Hawai'i still at risk from old munitions
By William Cole
August 13, 2006
Ka'u Paio was digging in a garden at Waimea Middle School in 2002 on the Big Island with other students when the earth yielded something unexpected— a live hand grenade.
In 1999, a stretch of beach in Makaha was closed down after a boy found a grenade, its pin still in place, buried in the sand.
Seventeen-year-old James O'Hare was killed in 1971 when a 40 mm grenade exploded as he attempted to dismantle it. Police had said the youth found the explosive at the military's Pohakuloa Training Area on the Big Island.

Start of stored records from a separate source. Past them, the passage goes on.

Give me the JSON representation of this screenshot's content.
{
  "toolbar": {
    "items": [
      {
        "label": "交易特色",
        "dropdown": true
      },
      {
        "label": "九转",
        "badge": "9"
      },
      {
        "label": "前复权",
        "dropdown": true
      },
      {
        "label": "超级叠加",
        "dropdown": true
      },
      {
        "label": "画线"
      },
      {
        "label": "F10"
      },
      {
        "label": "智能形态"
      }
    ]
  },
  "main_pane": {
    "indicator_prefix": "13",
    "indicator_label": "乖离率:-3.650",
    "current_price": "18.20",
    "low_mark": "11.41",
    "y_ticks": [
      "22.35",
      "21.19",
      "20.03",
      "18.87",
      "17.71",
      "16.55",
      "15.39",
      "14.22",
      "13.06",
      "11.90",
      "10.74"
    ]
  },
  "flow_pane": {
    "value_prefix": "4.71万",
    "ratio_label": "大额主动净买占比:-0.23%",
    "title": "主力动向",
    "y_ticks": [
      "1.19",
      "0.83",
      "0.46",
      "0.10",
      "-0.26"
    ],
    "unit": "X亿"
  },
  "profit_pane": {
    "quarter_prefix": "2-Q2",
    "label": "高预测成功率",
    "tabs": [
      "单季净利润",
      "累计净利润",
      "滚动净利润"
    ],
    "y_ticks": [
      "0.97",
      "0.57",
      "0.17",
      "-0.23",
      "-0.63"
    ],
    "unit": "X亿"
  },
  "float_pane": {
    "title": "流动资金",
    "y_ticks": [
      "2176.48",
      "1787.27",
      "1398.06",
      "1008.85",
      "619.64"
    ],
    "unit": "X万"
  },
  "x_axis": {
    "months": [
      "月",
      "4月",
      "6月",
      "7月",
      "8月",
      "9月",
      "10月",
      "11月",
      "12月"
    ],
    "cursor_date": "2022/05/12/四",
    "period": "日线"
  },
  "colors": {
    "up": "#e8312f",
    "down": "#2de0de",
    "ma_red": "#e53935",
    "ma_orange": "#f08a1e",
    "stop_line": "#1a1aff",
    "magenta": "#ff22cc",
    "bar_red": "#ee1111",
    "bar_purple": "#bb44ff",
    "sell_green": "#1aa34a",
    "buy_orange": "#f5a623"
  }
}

In Hawai'i, unexploded ordnance, or UXO, is part of the landscape — the consequence of a defensive buildup pre-World War I and the massive rush to respond in World War II.